Just being Persian-American simply isn't enough
By Sepand Rezaii
March 24, 2004
The Persian-American community has for decades waited for the emergence
of a viable Persian-American candidate for Congress. Although many
have tried, few have had a reasonable chance of success. Then came
Goli Ameri, a Persian-American woman who happened to be at the
right place at the right time. What has been unknown to many of
us up until recently, however, is that she is also a Persian-American
We have the CEO of eBay. We have a key engineer at NASA. We have
a Nobel Peace prize winner. We even have an Oscar nominee, but
still not a Persian-American high profile politician. So it is
natural that excitement in our community was considerable when
Ameri declared her intention to run for Congress in Oregon-- to

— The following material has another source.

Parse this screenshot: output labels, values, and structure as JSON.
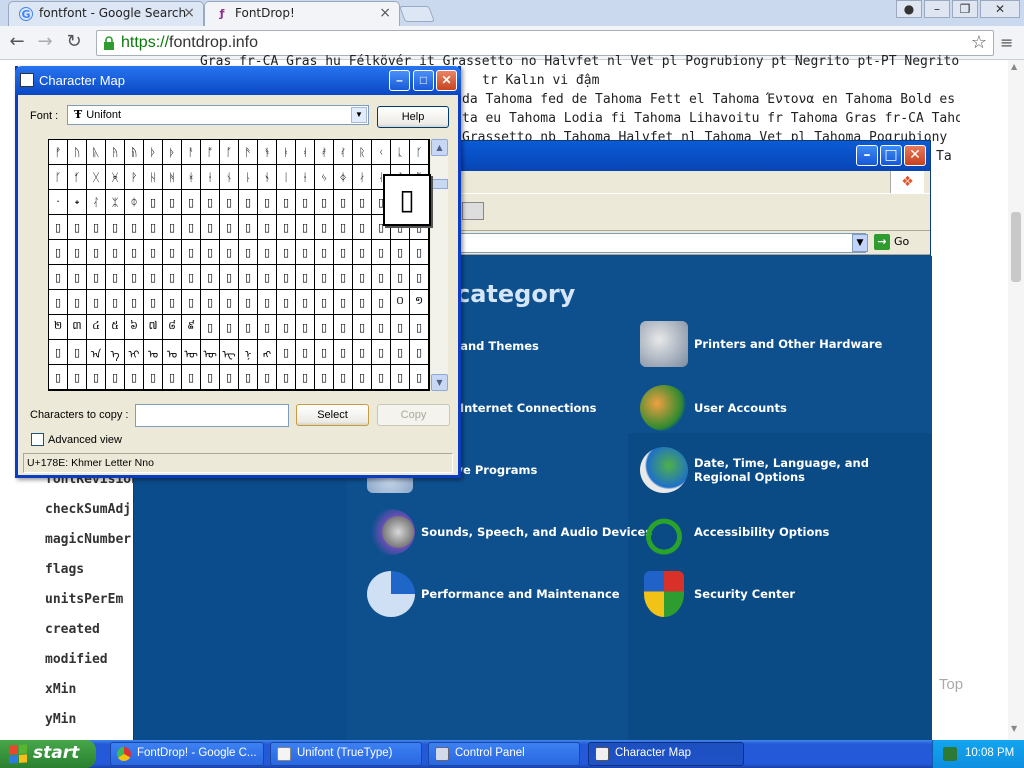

the extent that we became excessively forgiving about her refusal
to address issues close to the heart of the average Persian-American. [See:
For months Ameri has toured the country and raised money --
considerable amounts of money -- from Persian-Americans. Her only
has been: "You need a Persian-American in Congress." True.
We do need Persian-Americans in Congress, but we also need a Persian-American
in Congress that caters to our interest and bring our concerns
to the attention of decision makers in Washington.
Just being Persian-American simply isn't enough.
But in times of war -- yes, we are at war right now-- few
have the courage to ask inconvenient questions. With minorities
in the US treated increasingly as criminals -- or terrorists -- until
proven innocent, the idea of having a Persian-American in Congress
that can challenge the Patriot Act and restore our civil rights
is attractive indeed.
But what do you do when that very Persian-American is a supporter
of the Patriot Act? What do you do when that Persian-American is
a supporter of the Bush agenda of invading as many Middle Eastern
countries as possible and imposing pro-US, pro-Israeli semi-dictators
there? What do you do when that Persian-American is a neo-conservative?
Aunt Ameri -- our community's own Uncle Tom -- is
a neo-conservative in all but name. She supports the Patriot Act
and praises President Bush when he extended the law fingerprinting
Iranian grandmothers, amongst others, at our airports. She praises
the "War on Terror", Bush's military escapades in the Middle
East, and the White House's disdain for international cooperation.
She praises the Department of Homeland Security and its brutal
treatment of Iranian immigrants in America.
But her similarities with the neo-conservatives do not end there.
Much like them, she has concealed her true face from her constituents,
getting their support and campaign contributions by appearing as
a moderate with genuine concern for Persian-American interests.
As her campaign has progressed, however, and the pool of possible
Persian-American contributions to her campaign drained, she has
slowly revealed her true positions and intentions. And it hasn't
been a pretty sight.
The question Persian-Americans must ask themselves is whether we
are better off with Aunt Ameri in Congress or not. Will it be easier
to violate our civil rights with a Persian-American in Congress
cheerleading the Patriot Act? Will Aunt Ameri in Congress make
it easier for neo-con forces to portray Persian-American opponents
of the Patriot Act as extremists, or perhaps even terrorists? Will
Aunt Ameri become the Persian Ahmed Chalabi, drawing the US into
a bloody and seemingly endless military confrontation with Iran?
Ameri may be an American of Iranian origin, but her ideas
and goals are of an inherently anti-Iranian and anti-American extraction.
Come November, we as a community, must decide whether ethnicity
takes precedence over ideas, and whether a Persian neo-con is any
better, worse or the same as a non-Persian neo-con.
goodbye to spam!